======== Given data ========

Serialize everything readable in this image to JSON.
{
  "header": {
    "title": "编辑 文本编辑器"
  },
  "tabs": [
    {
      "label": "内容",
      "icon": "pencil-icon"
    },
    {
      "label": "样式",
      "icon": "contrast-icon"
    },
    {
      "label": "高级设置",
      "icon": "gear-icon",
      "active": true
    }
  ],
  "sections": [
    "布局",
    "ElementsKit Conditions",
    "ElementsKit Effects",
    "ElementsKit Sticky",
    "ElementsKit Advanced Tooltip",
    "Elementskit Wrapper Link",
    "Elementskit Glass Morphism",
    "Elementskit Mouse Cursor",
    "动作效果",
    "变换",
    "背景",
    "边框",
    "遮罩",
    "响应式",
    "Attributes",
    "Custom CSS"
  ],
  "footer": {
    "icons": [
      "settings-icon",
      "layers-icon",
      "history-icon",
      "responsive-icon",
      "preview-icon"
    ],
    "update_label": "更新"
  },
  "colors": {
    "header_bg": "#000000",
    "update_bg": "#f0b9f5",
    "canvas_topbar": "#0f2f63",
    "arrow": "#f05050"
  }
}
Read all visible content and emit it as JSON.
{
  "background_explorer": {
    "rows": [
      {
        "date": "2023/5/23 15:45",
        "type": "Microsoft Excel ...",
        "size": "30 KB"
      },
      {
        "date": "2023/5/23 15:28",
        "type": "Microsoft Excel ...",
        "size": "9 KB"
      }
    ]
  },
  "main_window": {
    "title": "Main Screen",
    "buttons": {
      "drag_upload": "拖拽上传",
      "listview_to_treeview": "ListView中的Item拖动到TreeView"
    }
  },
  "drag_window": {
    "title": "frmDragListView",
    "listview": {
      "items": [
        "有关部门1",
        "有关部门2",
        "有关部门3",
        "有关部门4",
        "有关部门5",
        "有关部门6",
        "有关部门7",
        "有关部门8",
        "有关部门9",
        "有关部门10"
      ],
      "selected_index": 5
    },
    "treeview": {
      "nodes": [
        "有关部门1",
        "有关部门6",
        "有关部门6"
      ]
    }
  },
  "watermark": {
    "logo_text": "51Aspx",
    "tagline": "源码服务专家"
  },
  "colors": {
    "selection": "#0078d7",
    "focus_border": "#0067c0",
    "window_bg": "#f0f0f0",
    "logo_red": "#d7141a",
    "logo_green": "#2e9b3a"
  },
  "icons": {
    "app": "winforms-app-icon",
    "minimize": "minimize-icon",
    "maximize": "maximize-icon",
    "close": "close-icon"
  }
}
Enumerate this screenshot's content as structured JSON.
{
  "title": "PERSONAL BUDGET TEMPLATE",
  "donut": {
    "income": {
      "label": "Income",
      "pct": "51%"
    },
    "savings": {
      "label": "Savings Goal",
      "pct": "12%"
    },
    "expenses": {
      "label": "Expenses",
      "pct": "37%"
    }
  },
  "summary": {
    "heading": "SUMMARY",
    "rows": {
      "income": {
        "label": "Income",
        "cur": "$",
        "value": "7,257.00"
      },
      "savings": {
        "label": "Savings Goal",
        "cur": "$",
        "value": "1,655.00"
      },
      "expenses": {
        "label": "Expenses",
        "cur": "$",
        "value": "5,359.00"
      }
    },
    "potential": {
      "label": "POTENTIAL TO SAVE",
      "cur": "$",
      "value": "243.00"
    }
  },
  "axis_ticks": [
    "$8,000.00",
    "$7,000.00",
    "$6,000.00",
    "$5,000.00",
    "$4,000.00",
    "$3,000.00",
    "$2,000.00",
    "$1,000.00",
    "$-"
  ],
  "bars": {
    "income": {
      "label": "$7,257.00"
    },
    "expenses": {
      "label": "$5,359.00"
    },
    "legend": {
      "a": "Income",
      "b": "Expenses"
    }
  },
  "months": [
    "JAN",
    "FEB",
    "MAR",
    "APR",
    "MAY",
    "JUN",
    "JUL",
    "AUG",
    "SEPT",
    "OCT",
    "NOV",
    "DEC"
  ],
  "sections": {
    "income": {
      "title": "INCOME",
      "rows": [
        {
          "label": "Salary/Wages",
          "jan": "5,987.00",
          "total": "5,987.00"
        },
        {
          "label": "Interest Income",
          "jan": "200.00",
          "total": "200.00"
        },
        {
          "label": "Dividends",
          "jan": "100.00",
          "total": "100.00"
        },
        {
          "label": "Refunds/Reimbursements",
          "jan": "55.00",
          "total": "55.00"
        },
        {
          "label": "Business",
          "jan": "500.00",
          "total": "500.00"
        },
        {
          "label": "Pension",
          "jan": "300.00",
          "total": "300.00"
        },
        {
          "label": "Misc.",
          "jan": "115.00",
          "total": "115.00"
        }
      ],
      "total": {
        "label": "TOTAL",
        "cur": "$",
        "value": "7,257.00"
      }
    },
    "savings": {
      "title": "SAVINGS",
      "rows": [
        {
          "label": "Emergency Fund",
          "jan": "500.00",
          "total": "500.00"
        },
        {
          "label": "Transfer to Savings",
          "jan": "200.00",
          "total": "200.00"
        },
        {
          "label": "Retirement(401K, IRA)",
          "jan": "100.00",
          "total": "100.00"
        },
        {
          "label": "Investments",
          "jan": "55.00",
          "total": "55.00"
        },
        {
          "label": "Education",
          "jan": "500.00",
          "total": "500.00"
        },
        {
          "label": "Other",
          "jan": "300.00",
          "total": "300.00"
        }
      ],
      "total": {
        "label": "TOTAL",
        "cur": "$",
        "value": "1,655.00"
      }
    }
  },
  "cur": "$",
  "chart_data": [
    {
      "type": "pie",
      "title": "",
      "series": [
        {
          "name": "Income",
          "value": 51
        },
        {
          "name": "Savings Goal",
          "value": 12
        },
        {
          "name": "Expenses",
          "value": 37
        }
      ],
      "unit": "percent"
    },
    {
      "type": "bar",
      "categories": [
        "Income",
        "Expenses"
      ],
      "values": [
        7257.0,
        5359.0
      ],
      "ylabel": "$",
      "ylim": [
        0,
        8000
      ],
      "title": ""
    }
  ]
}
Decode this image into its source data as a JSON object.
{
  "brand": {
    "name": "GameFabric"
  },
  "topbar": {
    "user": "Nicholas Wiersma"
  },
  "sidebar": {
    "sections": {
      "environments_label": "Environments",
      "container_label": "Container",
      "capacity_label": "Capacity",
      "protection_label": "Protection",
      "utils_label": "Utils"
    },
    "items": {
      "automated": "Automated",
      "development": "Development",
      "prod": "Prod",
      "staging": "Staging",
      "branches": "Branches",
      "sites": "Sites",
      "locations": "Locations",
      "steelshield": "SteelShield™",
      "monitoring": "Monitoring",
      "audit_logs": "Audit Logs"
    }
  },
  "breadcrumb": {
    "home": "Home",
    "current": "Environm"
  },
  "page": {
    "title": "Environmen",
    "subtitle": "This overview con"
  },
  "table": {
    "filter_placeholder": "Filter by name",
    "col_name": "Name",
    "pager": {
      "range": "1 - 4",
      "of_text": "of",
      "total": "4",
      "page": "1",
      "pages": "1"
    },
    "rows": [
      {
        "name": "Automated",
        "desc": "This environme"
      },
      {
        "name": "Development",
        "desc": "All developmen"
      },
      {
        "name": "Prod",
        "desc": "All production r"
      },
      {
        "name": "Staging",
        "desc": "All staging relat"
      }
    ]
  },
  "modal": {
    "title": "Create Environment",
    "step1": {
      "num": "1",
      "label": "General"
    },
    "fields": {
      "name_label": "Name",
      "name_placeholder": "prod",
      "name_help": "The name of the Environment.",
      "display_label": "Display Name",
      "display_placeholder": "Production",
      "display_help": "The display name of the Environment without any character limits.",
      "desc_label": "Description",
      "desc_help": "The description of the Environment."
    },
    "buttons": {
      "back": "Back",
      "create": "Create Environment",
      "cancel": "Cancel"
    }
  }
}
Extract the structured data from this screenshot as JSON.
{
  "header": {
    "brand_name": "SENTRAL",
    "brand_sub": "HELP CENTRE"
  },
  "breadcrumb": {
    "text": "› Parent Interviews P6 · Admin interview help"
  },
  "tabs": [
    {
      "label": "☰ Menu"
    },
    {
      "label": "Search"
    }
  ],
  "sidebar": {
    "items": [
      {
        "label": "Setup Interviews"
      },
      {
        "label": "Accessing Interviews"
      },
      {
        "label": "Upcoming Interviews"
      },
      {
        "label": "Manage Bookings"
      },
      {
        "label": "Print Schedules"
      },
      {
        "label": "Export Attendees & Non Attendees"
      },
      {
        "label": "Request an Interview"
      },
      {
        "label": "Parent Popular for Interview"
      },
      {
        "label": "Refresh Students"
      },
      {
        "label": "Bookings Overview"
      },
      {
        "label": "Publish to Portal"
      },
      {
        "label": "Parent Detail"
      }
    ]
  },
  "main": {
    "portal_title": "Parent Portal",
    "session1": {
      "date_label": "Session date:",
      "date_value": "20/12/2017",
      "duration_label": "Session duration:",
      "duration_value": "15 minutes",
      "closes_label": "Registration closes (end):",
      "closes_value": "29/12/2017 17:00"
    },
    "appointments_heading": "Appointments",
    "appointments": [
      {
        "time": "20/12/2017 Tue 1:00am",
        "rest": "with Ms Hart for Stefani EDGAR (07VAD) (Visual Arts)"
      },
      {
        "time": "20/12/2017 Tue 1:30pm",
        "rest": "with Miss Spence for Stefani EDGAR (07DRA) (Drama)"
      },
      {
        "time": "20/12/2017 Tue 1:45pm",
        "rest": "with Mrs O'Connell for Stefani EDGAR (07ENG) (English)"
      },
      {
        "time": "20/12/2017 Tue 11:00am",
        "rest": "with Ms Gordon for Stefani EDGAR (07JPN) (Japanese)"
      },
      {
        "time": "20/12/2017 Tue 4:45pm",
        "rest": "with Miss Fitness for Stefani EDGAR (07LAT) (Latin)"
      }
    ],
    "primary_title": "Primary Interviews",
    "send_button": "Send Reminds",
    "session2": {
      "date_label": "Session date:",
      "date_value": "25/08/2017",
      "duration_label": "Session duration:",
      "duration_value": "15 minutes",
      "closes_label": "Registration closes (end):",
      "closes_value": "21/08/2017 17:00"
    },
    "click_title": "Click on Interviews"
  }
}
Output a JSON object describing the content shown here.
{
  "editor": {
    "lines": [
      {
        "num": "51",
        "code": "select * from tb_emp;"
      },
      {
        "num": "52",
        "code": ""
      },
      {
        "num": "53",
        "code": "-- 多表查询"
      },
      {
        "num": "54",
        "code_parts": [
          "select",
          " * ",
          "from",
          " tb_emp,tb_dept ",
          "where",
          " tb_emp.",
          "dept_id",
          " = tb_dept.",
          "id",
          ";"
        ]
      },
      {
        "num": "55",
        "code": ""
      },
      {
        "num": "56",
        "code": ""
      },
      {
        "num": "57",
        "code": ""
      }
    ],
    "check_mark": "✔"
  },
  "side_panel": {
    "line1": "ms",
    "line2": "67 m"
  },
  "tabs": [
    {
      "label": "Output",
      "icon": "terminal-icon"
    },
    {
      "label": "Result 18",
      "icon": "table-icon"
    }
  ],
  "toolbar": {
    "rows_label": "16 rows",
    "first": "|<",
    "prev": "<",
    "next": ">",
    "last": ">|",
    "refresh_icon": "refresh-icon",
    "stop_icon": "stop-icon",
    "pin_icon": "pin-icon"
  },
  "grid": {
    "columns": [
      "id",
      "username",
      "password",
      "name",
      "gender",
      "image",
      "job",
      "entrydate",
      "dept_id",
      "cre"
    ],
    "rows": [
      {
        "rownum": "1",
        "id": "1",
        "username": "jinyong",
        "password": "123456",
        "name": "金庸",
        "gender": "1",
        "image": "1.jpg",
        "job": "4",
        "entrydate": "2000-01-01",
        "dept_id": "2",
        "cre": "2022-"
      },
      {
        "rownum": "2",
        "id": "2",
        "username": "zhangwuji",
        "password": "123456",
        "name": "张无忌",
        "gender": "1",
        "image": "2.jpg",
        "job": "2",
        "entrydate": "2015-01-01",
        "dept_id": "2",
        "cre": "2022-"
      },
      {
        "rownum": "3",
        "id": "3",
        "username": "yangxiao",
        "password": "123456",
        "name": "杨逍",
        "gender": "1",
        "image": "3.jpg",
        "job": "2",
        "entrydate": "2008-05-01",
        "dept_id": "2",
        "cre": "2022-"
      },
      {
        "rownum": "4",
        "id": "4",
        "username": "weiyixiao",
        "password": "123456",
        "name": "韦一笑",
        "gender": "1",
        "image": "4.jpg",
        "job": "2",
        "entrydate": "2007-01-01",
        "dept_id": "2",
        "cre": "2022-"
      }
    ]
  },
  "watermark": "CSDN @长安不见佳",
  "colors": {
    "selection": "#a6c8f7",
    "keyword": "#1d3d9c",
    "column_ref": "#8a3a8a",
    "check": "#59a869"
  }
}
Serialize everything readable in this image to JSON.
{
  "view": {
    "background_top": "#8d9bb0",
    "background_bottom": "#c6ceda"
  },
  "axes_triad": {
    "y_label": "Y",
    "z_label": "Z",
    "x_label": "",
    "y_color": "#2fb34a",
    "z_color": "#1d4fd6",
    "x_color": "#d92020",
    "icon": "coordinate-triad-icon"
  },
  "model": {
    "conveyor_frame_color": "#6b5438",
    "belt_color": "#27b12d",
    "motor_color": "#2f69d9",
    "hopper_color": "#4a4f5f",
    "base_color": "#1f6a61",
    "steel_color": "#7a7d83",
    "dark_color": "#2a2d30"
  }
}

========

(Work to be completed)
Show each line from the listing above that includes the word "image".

(Answer box)
Serialize everything readable in this image to JSON.
Decode this image into its source data as a JSON object.
      "image",
        "image": "1.jpg",
        "image": "2.jpg",
        "image": "3.jpg",
        "image": "4.jpg",
Serialize everything readable in this image to JSON.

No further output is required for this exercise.